Created as a way for lenders to assess a borrower’s risk, credit history has become an increasingly more important part of financial health. When it comes time to make a major purchase such as a house or car, lenders will rely heavily on your credit history and score in their approval decision.
Because a credit report affects so many different aspects of one's financial situation, it's important to establish and maintain a good credit history in your name.
Start by reviewing your credit report regularly and be sure to correct any errors on it. The credit bureaus certainly aren’t perfect, and wrong information can lead to a lower score. You're entitled to a free copy of your credit report from each of the three major credit reporting agencies once every 12 months. If you find any mistakes, be sure to dispute them.
Wondering what else you can do to improve your credit score? Here are some tips.
- Pay your bills on time. This is the third time we’ve mentioned it, but it’s really that important! The biggest factor in your credit score calculation is payment history, so you want to get that on track ASAP.
- Pay down debt and maintain low balances. High levels of debt and maxed-out credit limits negatively impact your score. Pay off debt when possible and be cautious with how much you spend with revolving lines of credit.
- Limit the number of credit inquiries you make. Anytime you apply for credit, whether it be a loan, line of credit, or credit card, that company will make a hard inquiry on your credit report. Each time, your score will take a small hit.
- Keep credit cards open. Even if you want to cut back on your credit card usage, it’s important to not close the accounts altogether. Doing so will cut your total credit limit, which increases your credit utilization rate. That’s bad news for your credit score.
- Protect your oldest credit card. Your credit age is an average of all your accounts. Keep the oldest ones open, if possible!
Your credit score won’t improve overnight. It will take some time and diligence, but it can set you up for financial success down the line. Not only are you more likely to be approved for things like a home mortgage, but lenders often have better deals and interest rates for those with good credit.
Building Your Credit History
Maybe you can’t get approved for a standard credit card or you have no credit history at all—what then? It might be time for a secured credit card!

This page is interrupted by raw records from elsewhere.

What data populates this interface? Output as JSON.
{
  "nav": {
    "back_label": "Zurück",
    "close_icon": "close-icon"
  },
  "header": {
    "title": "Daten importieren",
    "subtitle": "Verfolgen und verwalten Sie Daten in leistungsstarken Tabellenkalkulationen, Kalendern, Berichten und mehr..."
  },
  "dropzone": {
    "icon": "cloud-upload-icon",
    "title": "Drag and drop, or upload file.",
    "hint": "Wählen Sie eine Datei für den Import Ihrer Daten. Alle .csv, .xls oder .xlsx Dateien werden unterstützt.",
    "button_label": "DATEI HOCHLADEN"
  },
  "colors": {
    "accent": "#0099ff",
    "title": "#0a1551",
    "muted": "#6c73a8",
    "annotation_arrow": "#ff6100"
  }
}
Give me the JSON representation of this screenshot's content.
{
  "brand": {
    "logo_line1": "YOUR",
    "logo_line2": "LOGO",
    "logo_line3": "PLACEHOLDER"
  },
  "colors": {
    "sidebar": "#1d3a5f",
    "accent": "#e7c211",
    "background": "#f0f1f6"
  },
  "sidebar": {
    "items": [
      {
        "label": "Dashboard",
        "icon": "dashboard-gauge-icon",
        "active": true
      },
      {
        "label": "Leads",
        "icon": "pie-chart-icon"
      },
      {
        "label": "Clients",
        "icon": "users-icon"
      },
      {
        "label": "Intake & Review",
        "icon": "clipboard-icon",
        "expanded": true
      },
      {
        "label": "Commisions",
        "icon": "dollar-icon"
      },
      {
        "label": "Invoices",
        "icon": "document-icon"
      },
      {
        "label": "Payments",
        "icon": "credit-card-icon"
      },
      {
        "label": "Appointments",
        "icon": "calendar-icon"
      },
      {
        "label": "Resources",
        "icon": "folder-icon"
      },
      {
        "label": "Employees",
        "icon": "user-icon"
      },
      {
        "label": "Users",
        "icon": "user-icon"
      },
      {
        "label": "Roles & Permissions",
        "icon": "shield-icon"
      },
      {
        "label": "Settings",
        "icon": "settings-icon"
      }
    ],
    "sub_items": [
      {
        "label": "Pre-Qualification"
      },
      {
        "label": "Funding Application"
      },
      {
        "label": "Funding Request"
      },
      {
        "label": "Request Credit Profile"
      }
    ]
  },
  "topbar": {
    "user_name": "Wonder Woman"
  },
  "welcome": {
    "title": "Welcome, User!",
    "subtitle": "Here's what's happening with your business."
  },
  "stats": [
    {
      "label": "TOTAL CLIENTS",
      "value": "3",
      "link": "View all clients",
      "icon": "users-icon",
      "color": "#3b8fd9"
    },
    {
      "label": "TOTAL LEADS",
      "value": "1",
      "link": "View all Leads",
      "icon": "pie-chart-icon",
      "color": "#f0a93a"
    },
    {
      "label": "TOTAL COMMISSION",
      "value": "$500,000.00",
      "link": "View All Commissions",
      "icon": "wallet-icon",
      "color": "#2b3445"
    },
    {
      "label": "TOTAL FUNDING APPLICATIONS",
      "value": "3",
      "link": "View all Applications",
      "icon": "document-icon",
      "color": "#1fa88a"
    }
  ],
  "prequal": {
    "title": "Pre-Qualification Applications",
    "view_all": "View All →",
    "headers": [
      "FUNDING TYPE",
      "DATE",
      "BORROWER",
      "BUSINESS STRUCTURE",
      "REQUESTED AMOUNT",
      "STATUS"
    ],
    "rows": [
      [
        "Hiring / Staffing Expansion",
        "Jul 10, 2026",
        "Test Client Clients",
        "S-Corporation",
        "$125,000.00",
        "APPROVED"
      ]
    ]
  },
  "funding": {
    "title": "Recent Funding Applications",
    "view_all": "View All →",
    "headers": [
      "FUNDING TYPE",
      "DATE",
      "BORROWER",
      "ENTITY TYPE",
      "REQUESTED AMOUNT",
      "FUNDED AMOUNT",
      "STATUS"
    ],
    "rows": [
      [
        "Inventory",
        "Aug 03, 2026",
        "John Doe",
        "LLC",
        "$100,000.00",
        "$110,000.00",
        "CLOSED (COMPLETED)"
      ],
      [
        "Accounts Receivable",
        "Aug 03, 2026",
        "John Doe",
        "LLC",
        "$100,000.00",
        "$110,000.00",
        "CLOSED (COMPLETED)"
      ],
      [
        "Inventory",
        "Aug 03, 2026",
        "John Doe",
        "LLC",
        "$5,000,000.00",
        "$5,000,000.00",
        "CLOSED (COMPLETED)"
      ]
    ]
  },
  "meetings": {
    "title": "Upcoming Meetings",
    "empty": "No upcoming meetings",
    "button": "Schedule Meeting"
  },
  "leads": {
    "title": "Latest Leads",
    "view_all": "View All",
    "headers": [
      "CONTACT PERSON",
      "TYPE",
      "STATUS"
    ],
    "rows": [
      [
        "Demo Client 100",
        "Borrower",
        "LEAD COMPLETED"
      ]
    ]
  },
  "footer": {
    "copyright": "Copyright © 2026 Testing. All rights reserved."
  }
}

Here’s how this kind of credit card works: you give a bank a refundable security deposit, and they use it as collateral for a credit card. This way, if you default or stop paying your bill, they can use the deposit to cover your balance. This lowers the risk for the lender and gives you the opportunity to prove yourself to be credit-worthy. You can use a secured credit card exactly like any other credit card and no one will know it’s secured.
Authorized Users and Cosigning
There is another way to build credit history: connecting your credit history with someone else’s.
There are two ways to do this:
- Becoming an authorized user on someone else’s credit card
- Getting someone to cosign on a credit card or loan for you
Neither of these options should be entered into lightly: if you default or can’t pay the credit card bill, the cosigner or primary user is held responsible for the charges.
These options are most typically used by parents who want to help their teenagers build credit. If you have a history of bad credit, it may be more difficult for you to find someone willing to risk their own credit history for you.
Regain Control of Your Money
Even the smallest steps towards good money habits can make big differences in the long run. Know that it can take months— or even years— to really start reaping the benefits of your healthy changes, but it’s important to stick to your plans and goals. Every day that you use your credit card responsibly, pay your bills on time, and save to eliminate debt is a day spent working towards financial security and stability. A better credit score means more opportunities and lower interest rates!
If you haven’t read Part One of our “Take Control of Your Finances” series, be sure to go back and check it out. Stay tuned for Part Three: Investments!